DATA FOR REVIEW
==*==

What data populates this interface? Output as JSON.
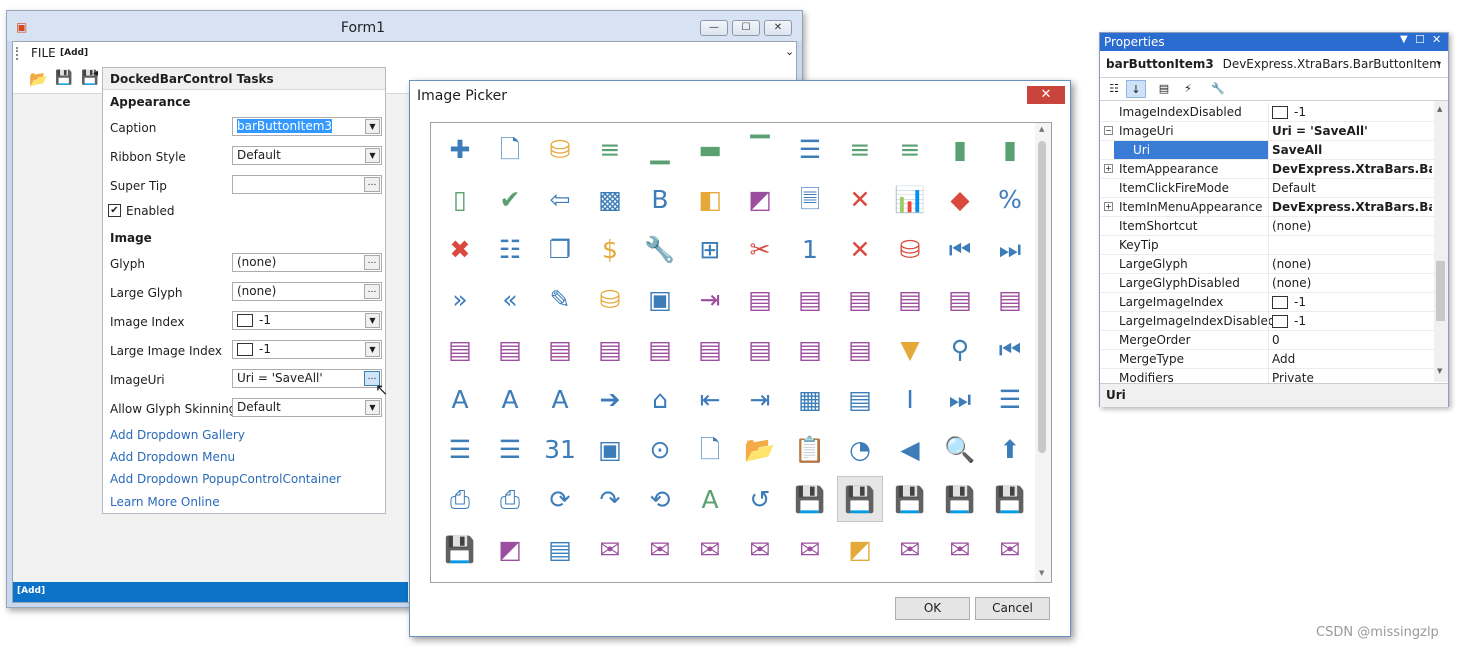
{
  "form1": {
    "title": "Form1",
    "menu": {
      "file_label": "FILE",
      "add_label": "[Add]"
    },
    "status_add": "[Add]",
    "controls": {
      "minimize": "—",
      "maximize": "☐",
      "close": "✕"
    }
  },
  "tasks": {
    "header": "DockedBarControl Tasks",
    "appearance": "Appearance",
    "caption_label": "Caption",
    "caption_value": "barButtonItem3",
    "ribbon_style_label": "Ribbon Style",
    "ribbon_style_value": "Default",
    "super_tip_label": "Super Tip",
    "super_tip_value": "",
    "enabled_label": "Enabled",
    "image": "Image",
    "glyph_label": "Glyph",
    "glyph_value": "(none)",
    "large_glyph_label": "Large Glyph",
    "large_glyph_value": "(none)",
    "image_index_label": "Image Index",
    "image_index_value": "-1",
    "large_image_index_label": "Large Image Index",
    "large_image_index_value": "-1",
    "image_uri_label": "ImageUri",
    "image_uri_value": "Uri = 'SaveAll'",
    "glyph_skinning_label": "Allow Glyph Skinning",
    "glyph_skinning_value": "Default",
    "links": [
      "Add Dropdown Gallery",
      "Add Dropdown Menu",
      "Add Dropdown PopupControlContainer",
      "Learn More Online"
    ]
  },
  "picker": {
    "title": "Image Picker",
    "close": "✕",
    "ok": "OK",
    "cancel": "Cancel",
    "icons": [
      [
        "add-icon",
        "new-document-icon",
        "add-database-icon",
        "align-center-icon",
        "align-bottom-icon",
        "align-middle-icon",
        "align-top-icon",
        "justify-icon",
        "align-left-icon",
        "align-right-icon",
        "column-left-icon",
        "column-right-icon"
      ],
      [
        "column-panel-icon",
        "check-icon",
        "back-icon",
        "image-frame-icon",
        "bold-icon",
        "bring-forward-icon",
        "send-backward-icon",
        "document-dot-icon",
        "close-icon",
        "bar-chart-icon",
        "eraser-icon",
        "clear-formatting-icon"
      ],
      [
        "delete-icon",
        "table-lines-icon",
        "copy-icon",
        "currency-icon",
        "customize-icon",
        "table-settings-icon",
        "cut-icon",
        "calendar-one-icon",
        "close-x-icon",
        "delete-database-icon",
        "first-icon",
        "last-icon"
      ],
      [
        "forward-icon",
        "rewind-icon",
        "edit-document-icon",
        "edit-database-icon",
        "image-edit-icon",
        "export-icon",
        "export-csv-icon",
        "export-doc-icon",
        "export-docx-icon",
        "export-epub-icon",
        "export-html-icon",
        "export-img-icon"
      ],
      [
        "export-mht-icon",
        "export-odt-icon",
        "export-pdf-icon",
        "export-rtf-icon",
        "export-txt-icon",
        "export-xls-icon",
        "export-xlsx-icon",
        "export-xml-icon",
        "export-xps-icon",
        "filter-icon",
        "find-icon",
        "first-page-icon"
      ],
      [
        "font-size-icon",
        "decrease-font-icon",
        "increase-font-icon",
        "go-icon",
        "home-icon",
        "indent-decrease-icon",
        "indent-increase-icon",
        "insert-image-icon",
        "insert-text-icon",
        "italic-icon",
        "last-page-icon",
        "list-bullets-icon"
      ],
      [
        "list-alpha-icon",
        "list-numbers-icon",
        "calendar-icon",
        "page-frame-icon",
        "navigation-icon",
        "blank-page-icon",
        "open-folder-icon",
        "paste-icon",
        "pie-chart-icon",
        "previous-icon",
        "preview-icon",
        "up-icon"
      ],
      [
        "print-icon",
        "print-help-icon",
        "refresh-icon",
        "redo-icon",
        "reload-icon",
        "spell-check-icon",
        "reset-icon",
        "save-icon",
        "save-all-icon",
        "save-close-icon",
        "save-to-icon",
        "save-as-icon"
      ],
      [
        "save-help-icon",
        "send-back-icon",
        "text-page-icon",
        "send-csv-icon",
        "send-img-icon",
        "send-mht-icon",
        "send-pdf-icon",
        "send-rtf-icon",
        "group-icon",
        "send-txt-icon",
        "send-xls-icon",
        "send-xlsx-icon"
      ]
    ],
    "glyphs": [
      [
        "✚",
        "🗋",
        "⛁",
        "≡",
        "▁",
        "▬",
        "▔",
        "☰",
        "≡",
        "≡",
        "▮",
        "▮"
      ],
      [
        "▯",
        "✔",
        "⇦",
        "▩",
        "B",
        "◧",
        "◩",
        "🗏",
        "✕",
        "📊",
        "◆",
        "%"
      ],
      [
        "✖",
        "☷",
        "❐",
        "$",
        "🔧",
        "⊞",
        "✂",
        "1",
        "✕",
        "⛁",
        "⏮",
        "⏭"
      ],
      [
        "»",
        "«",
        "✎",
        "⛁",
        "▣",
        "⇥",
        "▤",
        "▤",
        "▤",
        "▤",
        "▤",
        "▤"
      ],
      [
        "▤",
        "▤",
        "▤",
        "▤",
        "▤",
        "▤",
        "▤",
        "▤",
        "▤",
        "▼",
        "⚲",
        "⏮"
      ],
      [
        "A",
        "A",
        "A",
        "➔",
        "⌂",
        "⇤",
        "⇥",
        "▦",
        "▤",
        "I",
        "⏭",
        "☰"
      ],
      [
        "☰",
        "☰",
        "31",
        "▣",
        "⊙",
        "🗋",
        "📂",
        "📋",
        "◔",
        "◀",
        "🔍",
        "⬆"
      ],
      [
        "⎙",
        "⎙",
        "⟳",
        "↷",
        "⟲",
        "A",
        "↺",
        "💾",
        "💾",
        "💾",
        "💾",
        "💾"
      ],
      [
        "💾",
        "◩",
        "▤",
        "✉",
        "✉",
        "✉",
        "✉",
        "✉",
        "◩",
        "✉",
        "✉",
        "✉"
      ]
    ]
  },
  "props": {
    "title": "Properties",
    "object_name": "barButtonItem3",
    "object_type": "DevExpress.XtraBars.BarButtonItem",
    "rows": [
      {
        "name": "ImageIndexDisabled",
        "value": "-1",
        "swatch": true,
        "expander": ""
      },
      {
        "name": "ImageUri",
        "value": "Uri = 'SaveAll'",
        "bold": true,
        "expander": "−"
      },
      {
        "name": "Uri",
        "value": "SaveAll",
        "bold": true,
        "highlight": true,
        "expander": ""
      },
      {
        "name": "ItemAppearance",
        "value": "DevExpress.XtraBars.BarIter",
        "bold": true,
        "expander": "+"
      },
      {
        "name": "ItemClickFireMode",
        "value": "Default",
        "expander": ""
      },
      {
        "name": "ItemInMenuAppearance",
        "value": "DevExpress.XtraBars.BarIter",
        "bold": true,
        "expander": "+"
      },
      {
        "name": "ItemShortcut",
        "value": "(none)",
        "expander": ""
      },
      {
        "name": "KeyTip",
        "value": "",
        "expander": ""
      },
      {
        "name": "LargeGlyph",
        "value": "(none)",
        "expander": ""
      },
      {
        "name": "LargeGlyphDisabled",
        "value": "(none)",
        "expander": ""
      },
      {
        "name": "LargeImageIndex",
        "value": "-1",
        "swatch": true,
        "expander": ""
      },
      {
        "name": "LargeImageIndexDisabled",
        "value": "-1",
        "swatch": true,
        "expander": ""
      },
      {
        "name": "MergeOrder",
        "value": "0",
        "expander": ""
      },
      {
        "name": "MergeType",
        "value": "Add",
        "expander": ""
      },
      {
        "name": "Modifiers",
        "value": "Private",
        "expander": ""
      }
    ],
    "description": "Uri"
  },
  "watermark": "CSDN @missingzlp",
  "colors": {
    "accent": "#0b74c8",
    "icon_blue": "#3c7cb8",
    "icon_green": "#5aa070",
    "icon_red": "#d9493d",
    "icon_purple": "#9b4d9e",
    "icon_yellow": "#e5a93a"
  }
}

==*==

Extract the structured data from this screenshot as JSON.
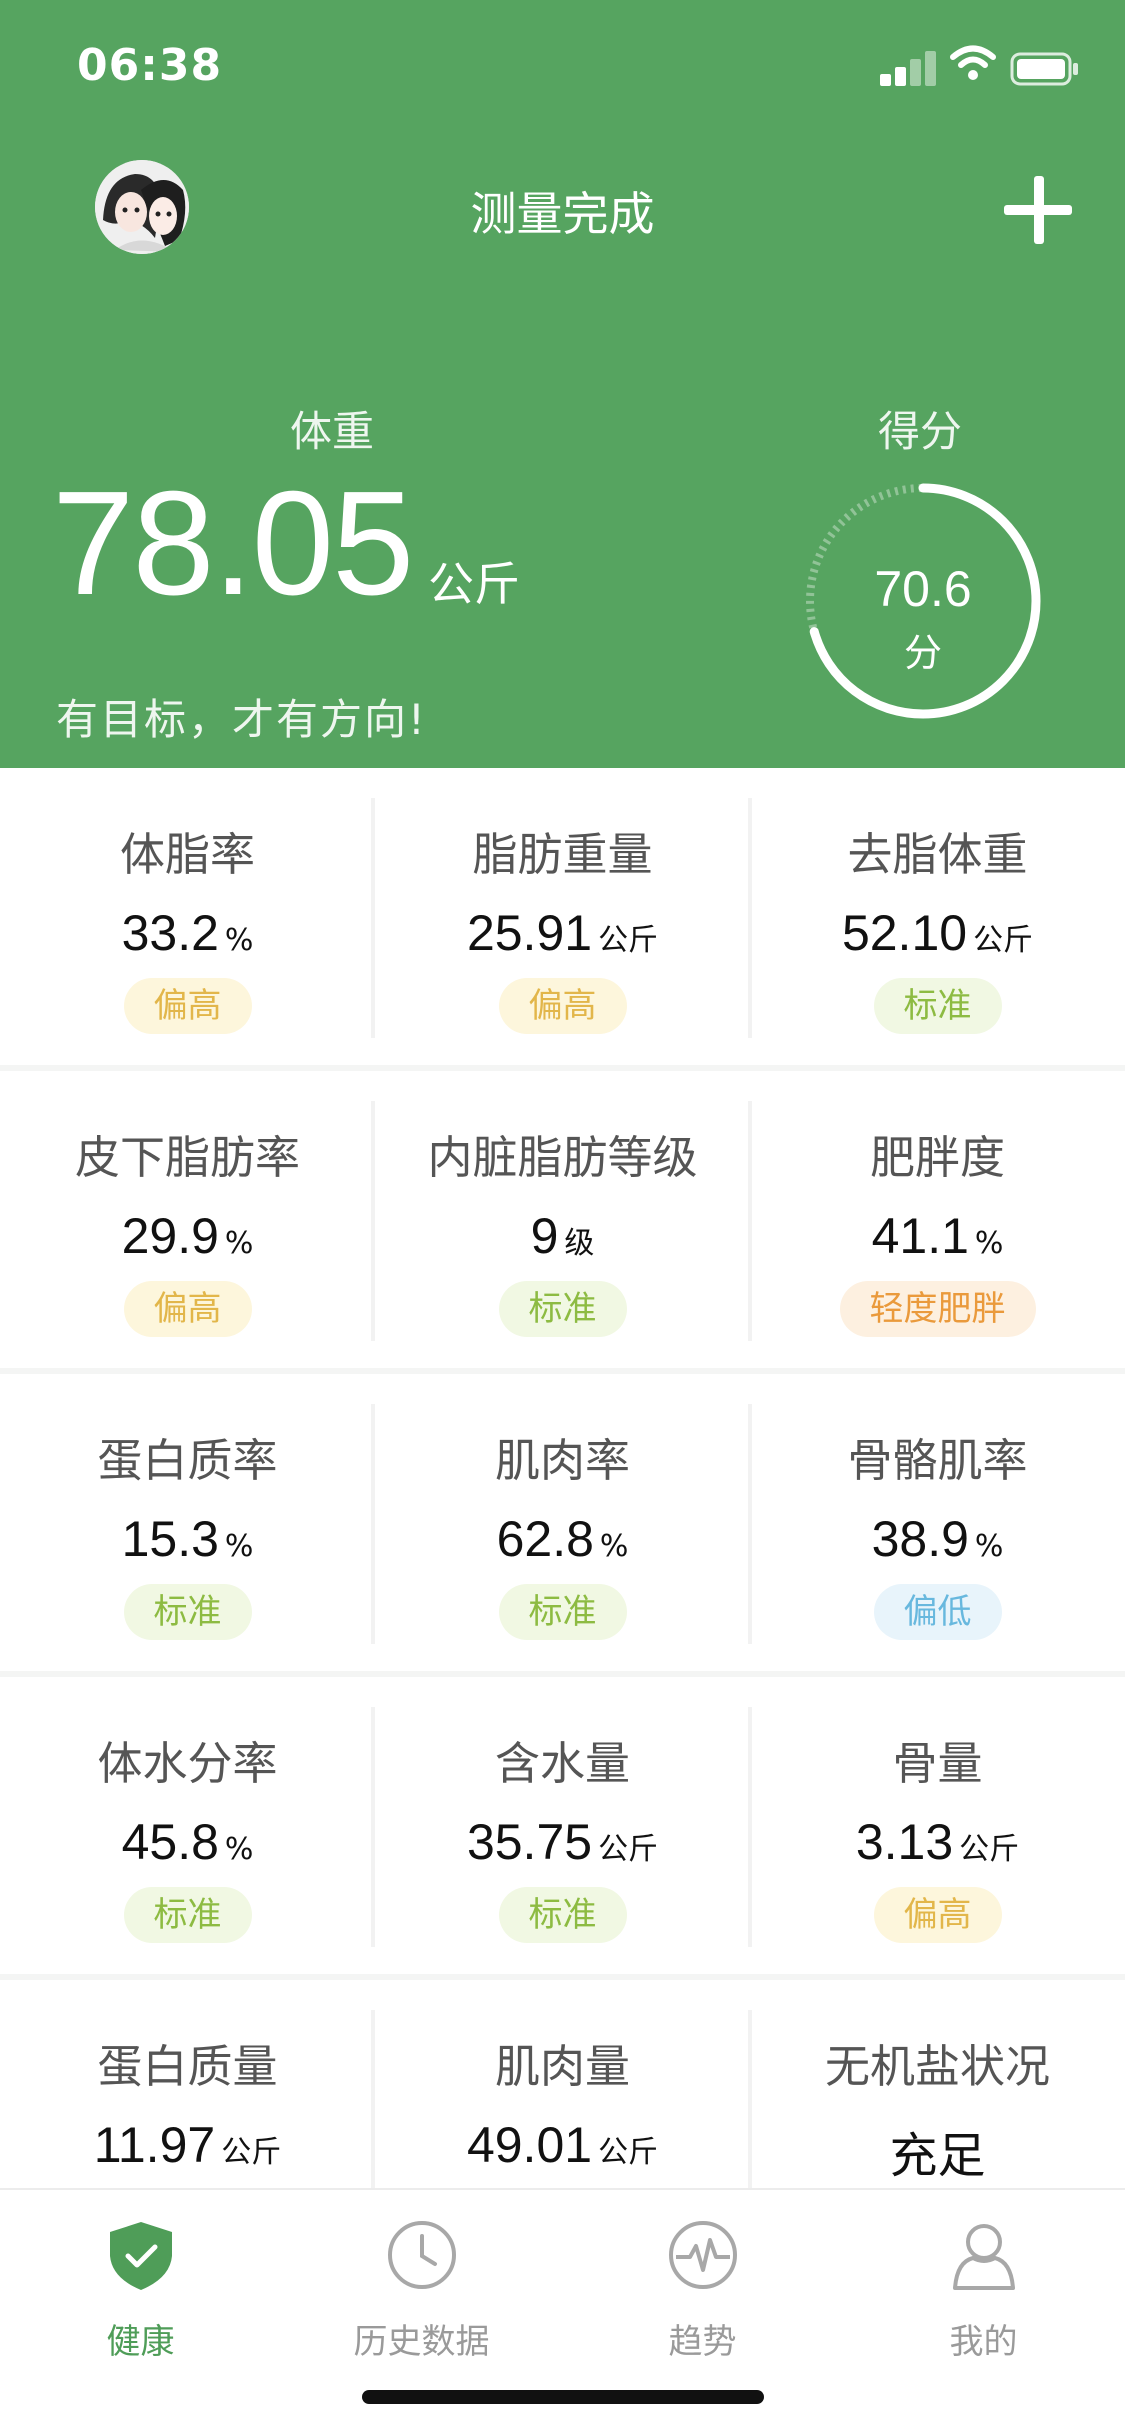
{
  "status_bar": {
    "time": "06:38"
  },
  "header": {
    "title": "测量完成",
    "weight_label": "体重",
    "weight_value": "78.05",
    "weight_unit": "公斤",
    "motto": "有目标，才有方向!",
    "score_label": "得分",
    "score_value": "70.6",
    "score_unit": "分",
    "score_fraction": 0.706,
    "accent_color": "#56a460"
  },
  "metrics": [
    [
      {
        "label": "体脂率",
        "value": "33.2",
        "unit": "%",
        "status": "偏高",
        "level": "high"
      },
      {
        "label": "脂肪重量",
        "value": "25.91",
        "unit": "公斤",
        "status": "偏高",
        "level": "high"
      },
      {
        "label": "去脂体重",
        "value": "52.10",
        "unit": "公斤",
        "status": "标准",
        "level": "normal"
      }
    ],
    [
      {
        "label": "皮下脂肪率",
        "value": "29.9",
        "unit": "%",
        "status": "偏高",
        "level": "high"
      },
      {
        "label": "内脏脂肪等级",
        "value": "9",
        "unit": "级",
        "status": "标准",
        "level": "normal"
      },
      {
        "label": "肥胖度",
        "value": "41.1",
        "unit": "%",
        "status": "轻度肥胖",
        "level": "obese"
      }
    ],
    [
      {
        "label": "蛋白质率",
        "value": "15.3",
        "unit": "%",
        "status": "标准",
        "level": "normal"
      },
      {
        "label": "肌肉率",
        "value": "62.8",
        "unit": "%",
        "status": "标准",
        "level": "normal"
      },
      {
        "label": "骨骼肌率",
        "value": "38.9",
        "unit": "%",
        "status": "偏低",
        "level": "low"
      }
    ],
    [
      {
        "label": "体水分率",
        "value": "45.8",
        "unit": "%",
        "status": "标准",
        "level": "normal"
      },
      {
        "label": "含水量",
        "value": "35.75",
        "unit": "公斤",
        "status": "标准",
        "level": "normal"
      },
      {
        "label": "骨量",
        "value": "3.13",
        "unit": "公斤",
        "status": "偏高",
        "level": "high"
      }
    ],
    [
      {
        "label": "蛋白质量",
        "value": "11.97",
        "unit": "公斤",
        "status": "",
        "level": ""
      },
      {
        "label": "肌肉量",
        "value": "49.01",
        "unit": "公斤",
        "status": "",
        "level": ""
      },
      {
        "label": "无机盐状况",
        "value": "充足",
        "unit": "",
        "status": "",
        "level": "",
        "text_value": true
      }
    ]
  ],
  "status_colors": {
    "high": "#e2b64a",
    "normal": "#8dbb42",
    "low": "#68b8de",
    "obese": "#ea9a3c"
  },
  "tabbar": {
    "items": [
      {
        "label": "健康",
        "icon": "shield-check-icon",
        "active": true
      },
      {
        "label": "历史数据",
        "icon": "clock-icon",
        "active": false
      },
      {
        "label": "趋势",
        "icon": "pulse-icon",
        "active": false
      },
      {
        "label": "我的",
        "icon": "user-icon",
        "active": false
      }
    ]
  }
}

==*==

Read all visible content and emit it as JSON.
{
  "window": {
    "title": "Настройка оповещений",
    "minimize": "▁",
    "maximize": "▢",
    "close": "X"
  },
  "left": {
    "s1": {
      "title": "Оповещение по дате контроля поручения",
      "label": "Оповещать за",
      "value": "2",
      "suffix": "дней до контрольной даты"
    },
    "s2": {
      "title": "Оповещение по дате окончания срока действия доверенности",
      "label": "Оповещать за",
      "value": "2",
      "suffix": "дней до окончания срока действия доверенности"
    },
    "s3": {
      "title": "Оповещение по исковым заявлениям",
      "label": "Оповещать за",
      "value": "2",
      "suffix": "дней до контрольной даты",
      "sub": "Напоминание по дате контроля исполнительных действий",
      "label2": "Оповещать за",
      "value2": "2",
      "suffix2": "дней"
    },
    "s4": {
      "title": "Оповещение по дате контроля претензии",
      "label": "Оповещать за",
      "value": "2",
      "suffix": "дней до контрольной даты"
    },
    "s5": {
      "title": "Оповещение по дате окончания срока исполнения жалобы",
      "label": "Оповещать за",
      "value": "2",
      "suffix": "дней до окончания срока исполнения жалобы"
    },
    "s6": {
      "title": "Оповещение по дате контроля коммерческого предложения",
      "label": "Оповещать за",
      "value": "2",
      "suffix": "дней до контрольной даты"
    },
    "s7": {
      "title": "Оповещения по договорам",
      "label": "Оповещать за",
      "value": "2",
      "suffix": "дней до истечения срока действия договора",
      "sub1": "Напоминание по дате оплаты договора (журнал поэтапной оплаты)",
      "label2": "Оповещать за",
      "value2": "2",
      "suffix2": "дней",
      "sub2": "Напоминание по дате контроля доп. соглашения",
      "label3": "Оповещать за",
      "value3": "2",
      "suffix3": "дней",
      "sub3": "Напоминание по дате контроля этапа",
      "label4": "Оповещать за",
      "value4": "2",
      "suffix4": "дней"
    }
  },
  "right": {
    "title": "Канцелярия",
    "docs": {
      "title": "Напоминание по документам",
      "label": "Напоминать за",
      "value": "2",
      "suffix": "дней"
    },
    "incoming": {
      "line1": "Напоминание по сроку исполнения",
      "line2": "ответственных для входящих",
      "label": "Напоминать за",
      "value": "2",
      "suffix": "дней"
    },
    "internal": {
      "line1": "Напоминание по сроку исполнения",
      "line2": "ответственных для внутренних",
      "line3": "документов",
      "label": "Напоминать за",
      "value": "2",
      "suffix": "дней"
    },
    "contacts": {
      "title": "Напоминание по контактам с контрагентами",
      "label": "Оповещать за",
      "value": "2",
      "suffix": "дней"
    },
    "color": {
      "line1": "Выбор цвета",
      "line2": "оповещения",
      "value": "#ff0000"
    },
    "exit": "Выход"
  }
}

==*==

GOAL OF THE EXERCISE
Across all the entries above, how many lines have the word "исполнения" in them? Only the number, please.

TASK OUTPUT
4